Texas Gov. Bill Clements and his challenger, Attorney General Mark White, met here in what was billed as their first debate.

It should have been called the Friday night fight.

Trading insults and swapping charges of incompetence, the two waded past a series of questions, and showed not only that civil discourse is unlikely in this gubernatorial campaign, but that a rhetorical fog will obscure any attempted discussion of serious issues.

Clements called White incompetent and a liar.

White said Clements had bungled the governorship and had allowed his campaign to take "an ugly turn."

With his campaign lagging in the polls, White turned into the aggressor Friday night with a surprisingly sharp attack on Clements in his opening statement in the regionally televised square-off.

Ignoring the camera, the attorney general looked straight at the governor and accused him of "some of the dirtiest tactics I've seen in Texas politics" for dredging up a drunk-driving charge against White 19 years ago when he was in law school.
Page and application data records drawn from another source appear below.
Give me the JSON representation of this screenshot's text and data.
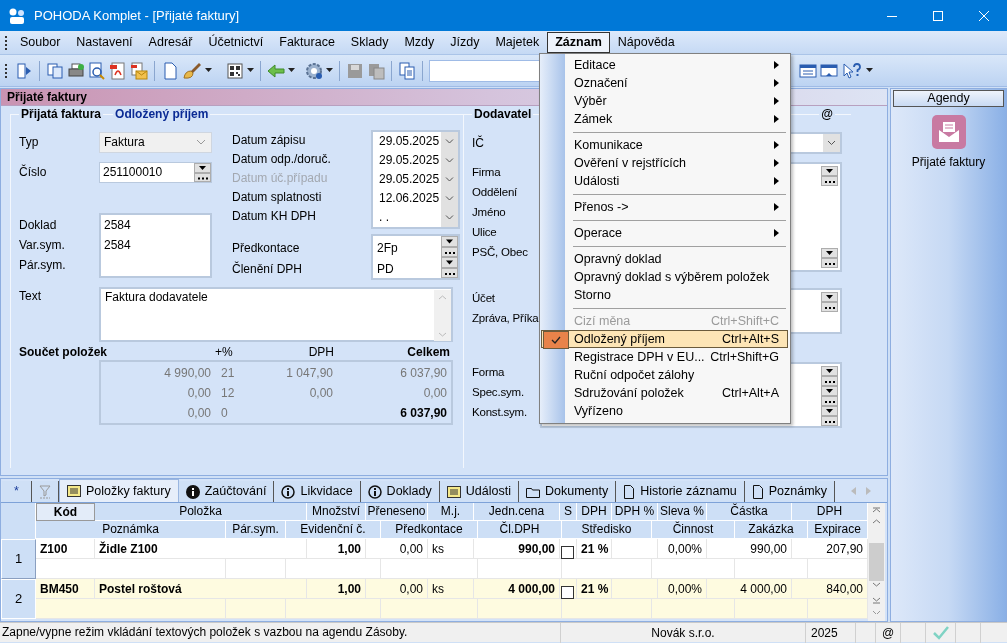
{
  "window": {
    "title": "POHODA Komplet - [Přijaté faktury]"
  },
  "menu_bar": [
    {
      "label": "Soubor",
      "selected": false
    },
    {
      "label": "Nastavení",
      "selected": false
    },
    {
      "label": "Adresář",
      "selected": false
    },
    {
      "label": "Účetnictví",
      "selected": false
    },
    {
      "label": "Fakturace",
      "selected": false
    },
    {
      "label": "Sklady",
      "selected": false
    },
    {
      "label": "Mzdy",
      "selected": false
    },
    {
      "label": "Jízdy",
      "selected": false
    },
    {
      "label": "Majetek",
      "selected": false
    },
    {
      "label": "Záznam",
      "selected": true
    },
    {
      "label": "Nápověda",
      "selected": false
    }
  ],
  "panel_title": "Přijaté faktury",
  "invoice": {
    "heading": "Přijatá faktura",
    "mode": "Odložený příjem",
    "type": {
      "label": "Typ",
      "value": "Faktura"
    },
    "number": {
      "label": "Číslo",
      "value": "251100010"
    },
    "references": [
      {
        "label": "Doklad",
        "value": "2584"
      },
      {
        "label": "Var.sym.",
        "value": "2584"
      },
      {
        "label": "Pár.sym."
      }
    ],
    "dates": [
      {
        "label": "Datum zápisu",
        "value": "29.05.2025",
        "disabled": false
      },
      {
        "label": "Datum odp./doruč.",
        "value": "29.05.2025",
        "disabled": false
      },
      {
        "label": "Datum úč.případu",
        "value": "29.05.2025",
        "disabled": true
      },
      {
        "label": "Datum splatnosti",
        "value": "12.06.2025",
        "disabled": false
      },
      {
        "label": "Datum KH DPH",
        "value": ". .",
        "disabled": false
      }
    ],
    "posting": [
      {
        "label": "Předkontace",
        "value": "2Fp"
      },
      {
        "label": "Členění DPH",
        "value": "PD"
      }
    ],
    "text": {
      "label": "Text",
      "value": "Faktura dodavatele"
    },
    "summary": {
      "title": "Součet položek",
      "columns": [
        "+%",
        "DPH",
        "Celkem"
      ],
      "rows": [
        {
          "kind": "rate",
          "base": "4 990,00",
          "rate": "21",
          "vat": "1 047,90",
          "total": "6 037,90"
        },
        {
          "kind": "rate",
          "base": "0,00",
          "rate": "12",
          "vat": "0,00",
          "total": "0,00"
        },
        {
          "kind": "total",
          "base": "0,00",
          "rate": "0",
          "total": "6 037,90"
        }
      ]
    }
  },
  "supplier": {
    "heading": "Dodavatel",
    "contact_heading": "@",
    "id_label": "IČ",
    "address_labels": [
      "Firma",
      "Oddělení",
      "Jméno",
      "Ulice",
      "PSČ, Obec"
    ],
    "bank_labels": [
      "Účet",
      "Zpráva, Příka"
    ],
    "payment_labels": [
      "Forma",
      "Spec.sym.",
      "Konst.sym."
    ]
  },
  "context_menu": {
    "items": [
      {
        "kind": "item",
        "label": "Editace",
        "submenu": true,
        "disabled": false,
        "checked": false,
        "selected": false
      },
      {
        "kind": "item",
        "label": "Označení",
        "submenu": true,
        "disabled": false,
        "checked": false,
        "selected": false
      },
      {
        "kind": "item",
        "label": "Výběr",
        "submenu": true,
        "disabled": false,
        "checked": false,
        "selected": false
      },
      {
        "kind": "item",
        "label": "Zámek",
        "submenu": true,
        "disabled": false,
        "checked": false,
        "selected": false
      },
      {
        "kind": "separator"
      },
      {
        "kind": "item",
        "label": "Komunikace",
        "submenu": true,
        "disabled": false,
        "checked": false,
        "selected": false
      },
      {
        "kind": "item",
        "label": "Ověření v rejstřících",
        "submenu": true,
        "disabled": false,
        "checked": false,
        "selected": false
      },
      {
        "kind": "item",
        "label": "Události",
        "submenu": true,
        "disabled": false,
        "checked": false,
        "selected": false
      },
      {
        "kind": "separator"
      },
      {
        "kind": "item",
        "label": "Přenos ->",
        "submenu": true,
        "disabled": false,
        "checked": false,
        "selected": false
      },
      {
        "kind": "separator"
      },
      {
        "kind": "item",
        "label": "Operace",
        "submenu": true,
        "disabled": false,
        "checked": false,
        "selected": false
      },
      {
        "kind": "separator"
      },
      {
        "kind": "item",
        "label": "Opravný doklad",
        "submenu": false,
        "disabled": false,
        "checked": false,
        "selected": false
      },
      {
        "kind": "item",
        "label": "Opravný doklad s výběrem položek",
        "submenu": false,
        "disabled": false,
        "checked": false,
        "selected": false
      },
      {
        "kind": "item",
        "label": "Storno",
        "submenu": false,
        "disabled": false,
        "checked": false,
        "selected": false
      },
      {
        "kind": "separator"
      },
      {
        "kind": "item",
        "label": "Cizí měna",
        "shortcut": "Ctrl+Shift+C",
        "submenu": false,
        "disabled": true,
        "checked": false,
        "selected": false
      },
      {
        "kind": "item",
        "label": "Odložený příjem",
        "shortcut": "Ctrl+Alt+S",
        "submenu": false,
        "disabled": false,
        "checked": true,
        "selected": true
      },
      {
        "kind": "item",
        "label": "Registrace DPH v EU...",
        "shortcut": "Ctrl+Shift+G",
        "submenu": false,
        "disabled": false,
        "checked": false,
        "selected": false
      },
      {
        "kind": "item",
        "label": "Ruční odpočet zálohy",
        "submenu": false,
        "disabled": false,
        "checked": false,
        "selected": false
      },
      {
        "kind": "item",
        "label": "Sdružování položek",
        "shortcut": "Ctrl+Alt+A",
        "submenu": false,
        "disabled": false,
        "checked": false,
        "selected": false
      },
      {
        "kind": "item",
        "label": "Vyřízeno",
        "submenu": false,
        "disabled": false,
        "checked": false,
        "selected": false
      }
    ]
  },
  "tabs": [
    {
      "kind": "plain",
      "label": "*",
      "selected": false
    },
    {
      "kind": "filter",
      "selected": false
    },
    {
      "kind": "list",
      "label": "Položky faktury",
      "selected": true
    },
    {
      "kind": "info",
      "label": "Zaúčtování",
      "selected": false
    },
    {
      "kind": "info-outline",
      "label": "Likvidace",
      "selected": false
    },
    {
      "kind": "info-outline",
      "label": "Doklady",
      "selected": false
    },
    {
      "kind": "list",
      "label": "Události",
      "selected": false
    },
    {
      "kind": "folder",
      "label": "Dokumenty",
      "selected": false
    },
    {
      "kind": "page",
      "label": "Historie záznamu",
      "selected": false
    },
    {
      "kind": "page",
      "label": "Poznámky",
      "selected": false
    }
  ],
  "grid": {
    "columns_top": [
      "Kód",
      "Položka",
      "Množství",
      "Přeneseno",
      "M.j.",
      "Jedn.cena",
      "S",
      "DPH",
      "DPH %",
      "Sleva %",
      "Částka",
      "DPH"
    ],
    "columns_bottom": [
      "Poznámka",
      "Pár.sym.",
      "Evidenční č.",
      "Předkontace",
      "Čl.DPH",
      "Středisko",
      "Činnost",
      "Zakázka",
      "Expirace"
    ],
    "rows": [
      {
        "number": "1",
        "selected": false,
        "code": "Z100",
        "item": "Židle Z100",
        "quantity": "1,00",
        "transferred": "0,00",
        "unit": "ks",
        "unit_price": "990,00",
        "s_checked": false,
        "vat_rate": "21 %",
        "discount": "0,00%",
        "amount": "990,00",
        "vat": "207,90"
      },
      {
        "number": "2",
        "selected": true,
        "code": "BM450",
        "item": "Postel roštová",
        "quantity": "1,00",
        "transferred": "0,00",
        "unit": "ks",
        "unit_price": "4 000,00",
        "s_checked": false,
        "vat_rate": "21 %",
        "discount": "0,00%",
        "amount": "4 000,00",
        "vat": "840,00"
      }
    ]
  },
  "agendas": {
    "title": "Agendy",
    "items": [
      {
        "label": "Přijaté faktury"
      }
    ]
  },
  "status_bar": {
    "message": "Zapne/vypne režim vkládání textových položek s vazbou na agendu Zásoby.",
    "company": "Novák s.r.o.",
    "year": "2025",
    "email": "@"
  }
}
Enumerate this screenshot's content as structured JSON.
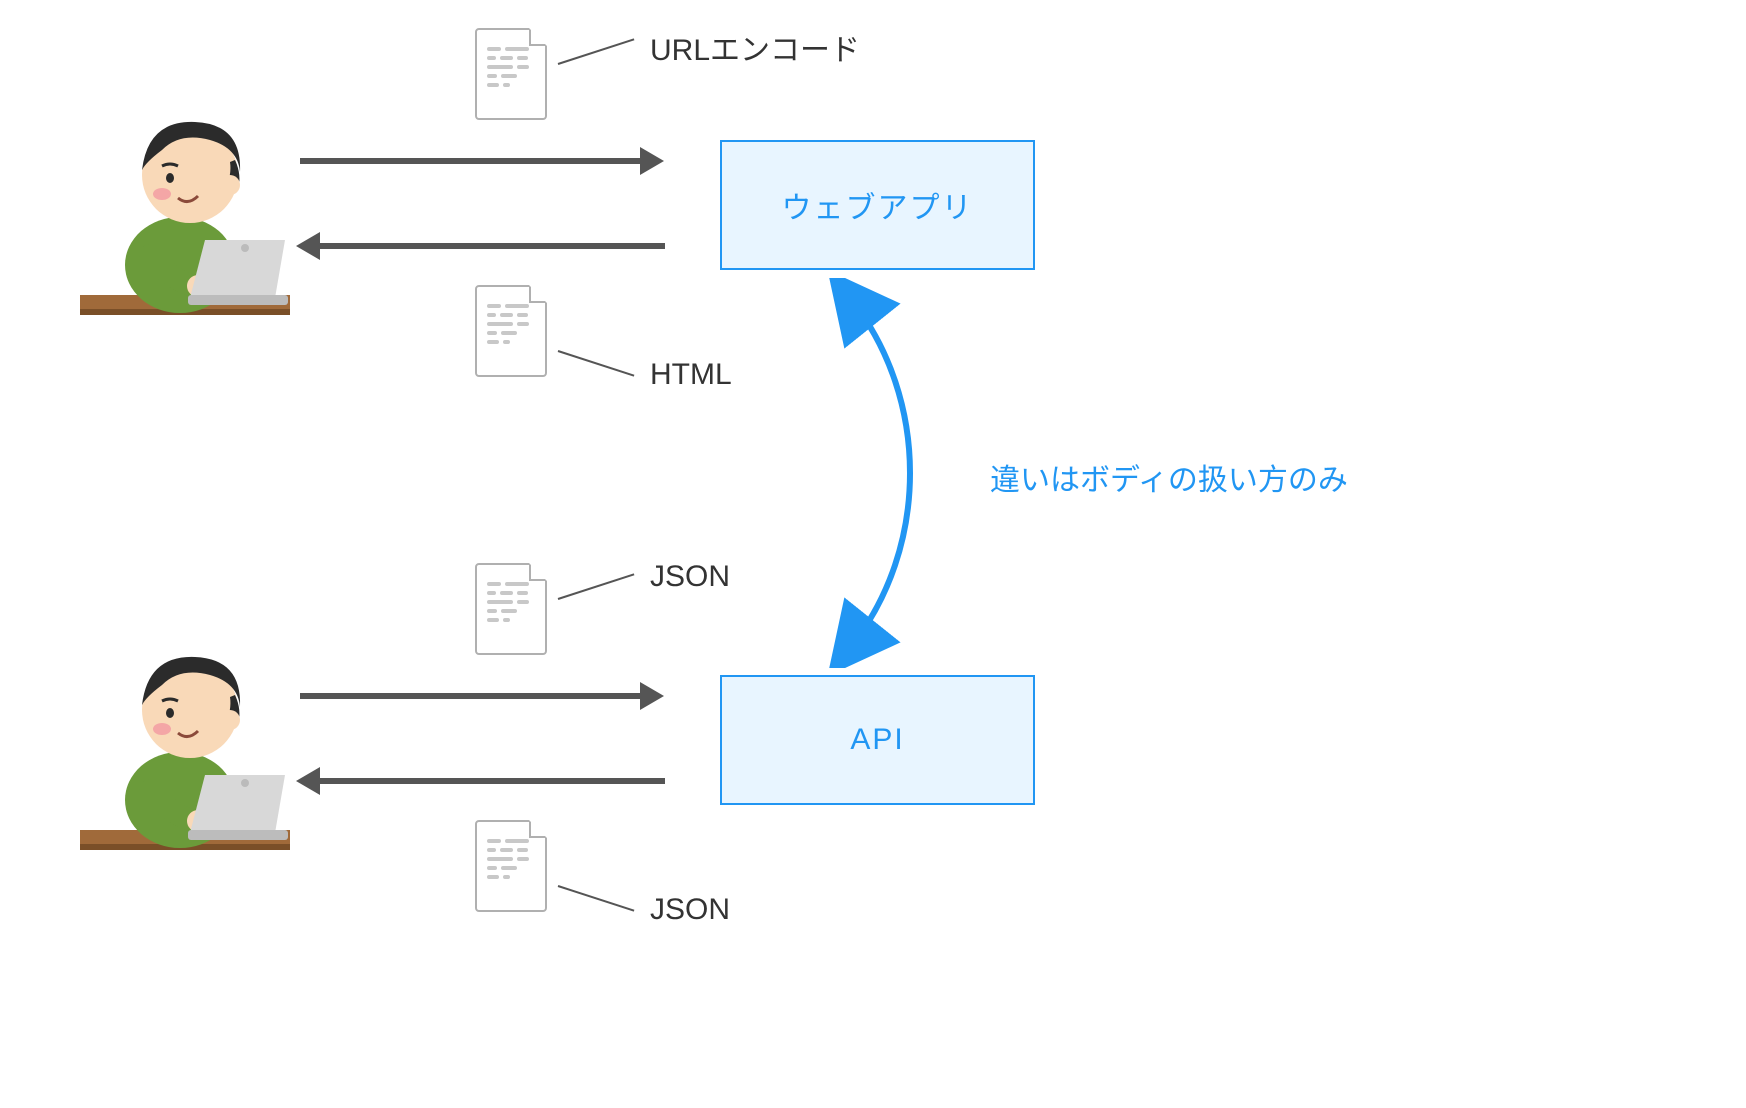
{
  "labels": {
    "url_encode": "URLエンコード",
    "html": "HTML",
    "json_top": "JSON",
    "json_bottom": "JSON",
    "difference_note": "違いはボディの扱い方のみ"
  },
  "boxes": {
    "web_app": "ウェブアプリ",
    "api": "API"
  },
  "colors": {
    "accent": "#2196f3",
    "box_fill": "#e8f5ff",
    "arrow": "#555555",
    "text_dark": "#333333",
    "doc_border": "#b0b0b0"
  }
}
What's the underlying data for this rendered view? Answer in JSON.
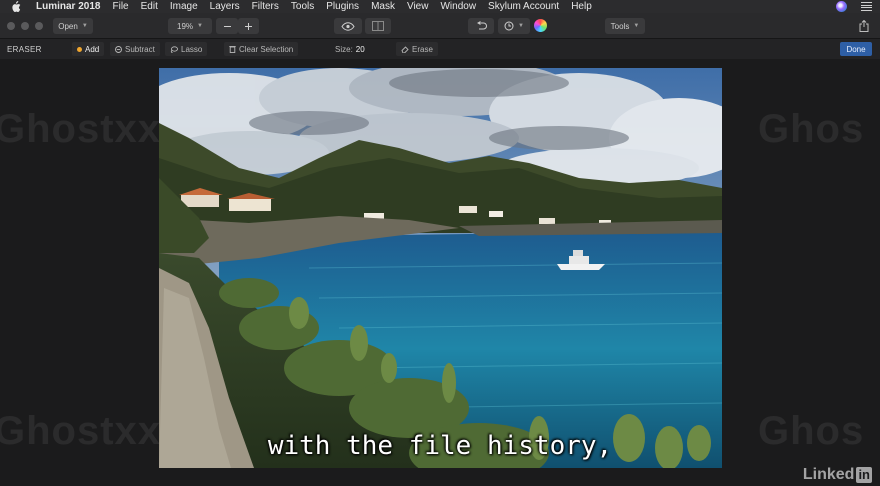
{
  "menubar": {
    "app_name": "Luminar 2018",
    "items": [
      "File",
      "Edit",
      "Image",
      "Layers",
      "Filters",
      "Tools",
      "Plugins",
      "Mask",
      "View",
      "Window",
      "Skylum Account",
      "Help"
    ]
  },
  "toolbar": {
    "open_label": "Open",
    "zoom_value": "19%",
    "tools_label": "Tools"
  },
  "eraser_bar": {
    "title": "ERASER",
    "add_label": "Add",
    "subtract_label": "Subtract",
    "lasso_label": "Lasso",
    "clear_selection_label": "Clear Selection",
    "size_label": "Size:",
    "size_value": "20",
    "erase_label": "Erase",
    "done_label": "Done"
  },
  "overlay": {
    "caption": "with the file history,",
    "watermark": "Ghostxx.com",
    "watermark_short": "Ghos",
    "brand_text": "Linked",
    "brand_box": "in"
  },
  "colors": {
    "accent_done": "#2e5fa6",
    "add_dot": "#f0a62e",
    "background": "#1b1b1c"
  },
  "icons": [
    "apple-logo-icon",
    "siri-icon",
    "menu-list-icon",
    "eye-icon",
    "compare-icon",
    "undo-icon",
    "history-clock-icon",
    "color-wheel-icon",
    "share-icon"
  ]
}
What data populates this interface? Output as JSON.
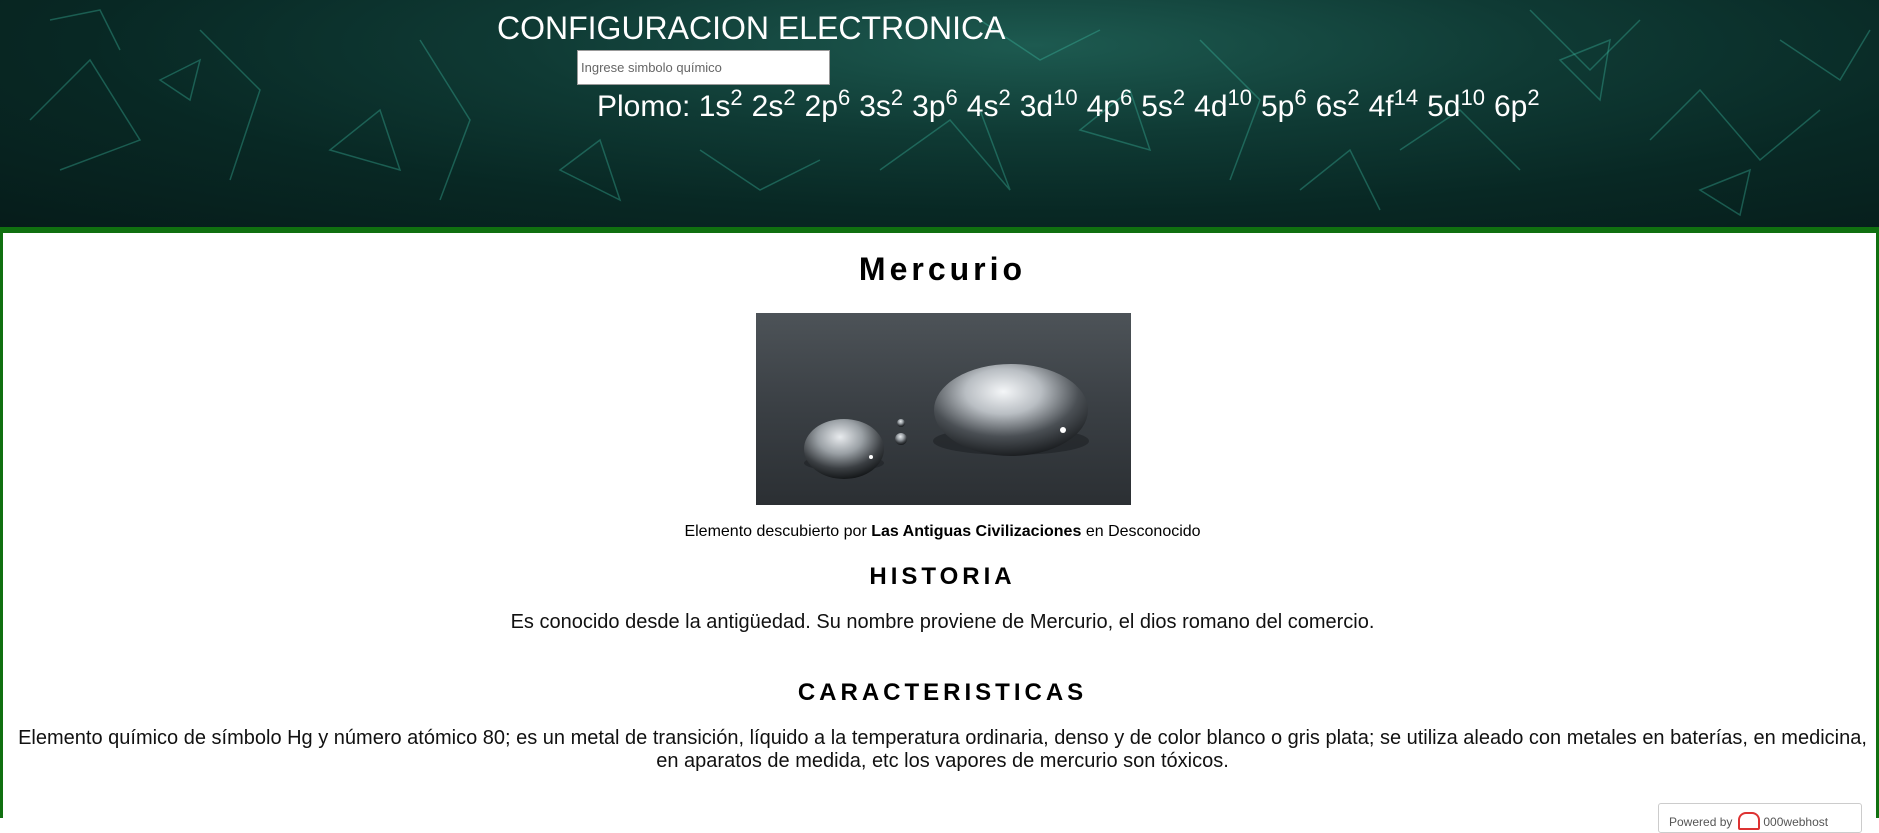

The story of the arrest, which White acknowledge as true, appeared in a campaign newspaper printed and distributed by the Clements organization.

White used the paper to launch his most effective attack of the campaign.

His eyes riveted on Clements, White called the paper "garbage, and that's where the people of Texas are going to throw it."

From then on it was charge and countercharge, attack and no retreat, and the angry sparring carried over into the post-debate comments.

"There will be no mudslinging in my campaign, governor," White said as the two stood together afterward.

Clements laughed, then snarled that "for nine months, you've been saying the meanest things."

"If you can't stand the heat, Mark, then get out of the kitchen," Clements said as his aides sought to pull him away from his opponent.

The two had discussed the Texas economy, prison overcrowding, water shortages and their records.

Clements fired at White throughout the debate, calling him "an incompetent lawyer" who has lost bing cases for the state and a man who played loose with the facts of his own and the governor's records.

But White's opening statement put Clements on the defensive, and he was pressed into an oblique explanation of why he had allowed the drunk-driving story to be used in his campaign newspaper, The Texas Spectator.

Clements tried to laugh if off by saying, "I enjoy reading it... We did the same thing in 1978."

The governor, urged by advisers to be low-key in this opening debate, sought to discredit his opponent with hard-edged responses, calling most of White's statements "a gross misrepresentation of the facts."

In one exchange over prison crowding and a federal lawsuit against the prison system, Clements said of White, "His imagination is running amok."

At another point, White, noting that 500,000 are out of work in the state, said that Time magazine had written that Texans "have gone from bragging to begging."

Clements responded, "In the primary, one of Mr. White's opponents referred to him as Mr. Pinocchio of Texas politics. Undoubtedly his nose is growing longer here tonight."

Asked about his reputation as an abrasive, sometimes arrogant politician, Clements said that his wife, Rita, "doesn't think so.... But I can't stand incompetence... in a high-level office in this state."

In October, Clements and White will meet for a debate televised statewide. To judge from this performance, it may have to be billed as the "Not-Ready-for-Prime-Time Candidates."